The link between exports and economic growth has been closely studied by economists, largely because of the results achieved by export-led growth in some countries. The theoretical basis for achieving growth through the development of export industries is that competition on an international scale requires efficiency, innovation and investment, all of which may encourage economic growth within a country. The development of export markets can lead to economies of scale as industries expand and develop their markets overseas in response to foreign demand. Industries may promote world-class skills in product design, research and development and marketing, which increase their export capacity and promote economic development in their own country. The promotion of international trade leads to free trade policies that promote exports from the country and attract direct foreign investment into local industries.
Vigorous export-led growth has been undertaken in a number of Asian countries by creating conditions in which exporters can develop their business. In some cases, special economic zones or free zones have been set up with favorable regulatory and tax incentives combined with modern infrastructure. Companies operating in certain sectors, such as export-oriented manufacturing or high-technology businesses, have been permitted to operate in such zones. Such locations have provided a setting within which enterprises may attract foreign investment and develop efficient and innovative processes to compete on an international level. These zones may offer reductions or exemptions from customs duties on raw materials and equipment that are imported for incorporation into goods for export.
The development of export industries may enable a country to increase specialization in those activities in which it has a comparative advantage and increase total production in the economy as a result. By increasing markets for their goods, enterprises may increase their production levels and take advantage of economies of scale to increase efficiency. Technology developed or acquired for competition on an international scale may be used domestically to increase efficiency of production and lower costs. Another link between exports and economic growth is, therefore, the encouragement of specialization and more efficient use of a country's resources.
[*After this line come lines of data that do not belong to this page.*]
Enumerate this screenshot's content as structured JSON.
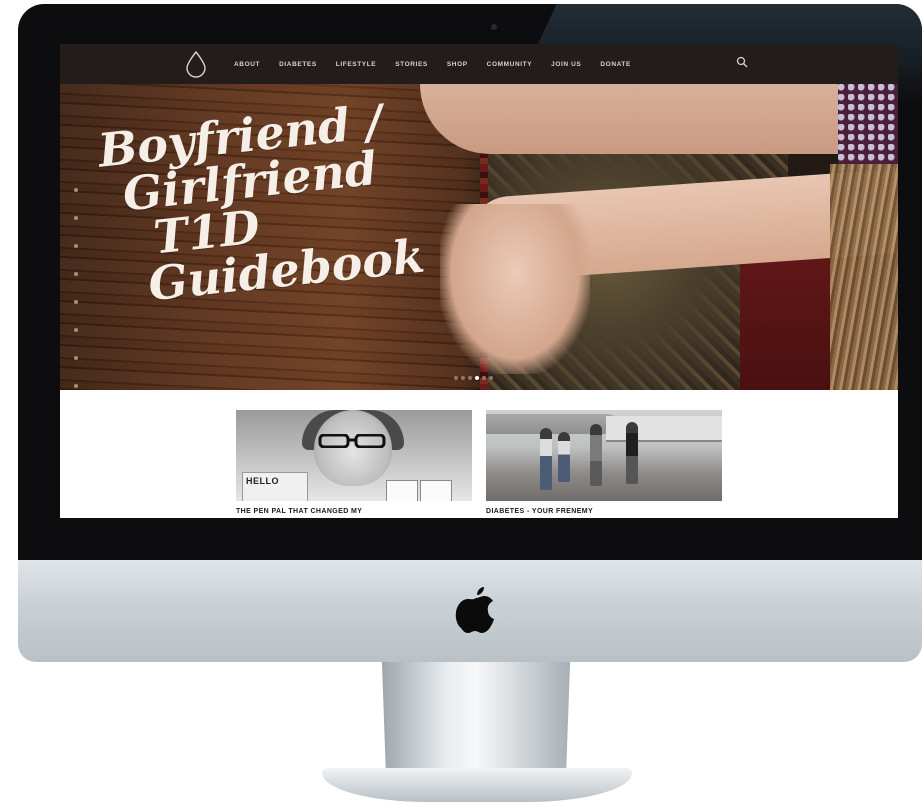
{
  "nav": {
    "items": [
      "ABOUT",
      "DIABETES",
      "LIFESTYLE",
      "STORIES",
      "SHOP",
      "COMMUNITY",
      "JOIN US",
      "DONATE"
    ],
    "logo_icon": "drop-icon",
    "search_icon": "search-icon"
  },
  "hero": {
    "title_lines": [
      "Boyfriend /",
      "Girlfriend",
      "T1D",
      "Guidebook"
    ],
    "slide_count": 6,
    "active_slide": 3
  },
  "cards": [
    {
      "title": "THE PEN PAL THAT CHANGED MY",
      "image_text": "HELLO"
    },
    {
      "title": "DIABETES - YOUR FRENEMY"
    }
  ],
  "colors": {
    "navbar": "#221d1b",
    "nav_text": "#d9d2cc",
    "hero_text": "#f5efe8"
  }
}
Government policies developed to increase international trade may have beneficial effects on the economy, once again linking exports and economic growth. The low tariff policies agreed on with other countries may mean that low-cost imports enter the domestic market, increasing choice for consumers and spurring domestic industries to lower costs and increase efficiency. The general reduction in the cost of goods and the growth in national income can lead to an increase in the population's well being and an increase in tax collections for the government. This enables government investment in infrastructure to further increase international competitiveness. Government policy may, therefore, be directed toward increasing exports and economic growth by creating a favorable business environment.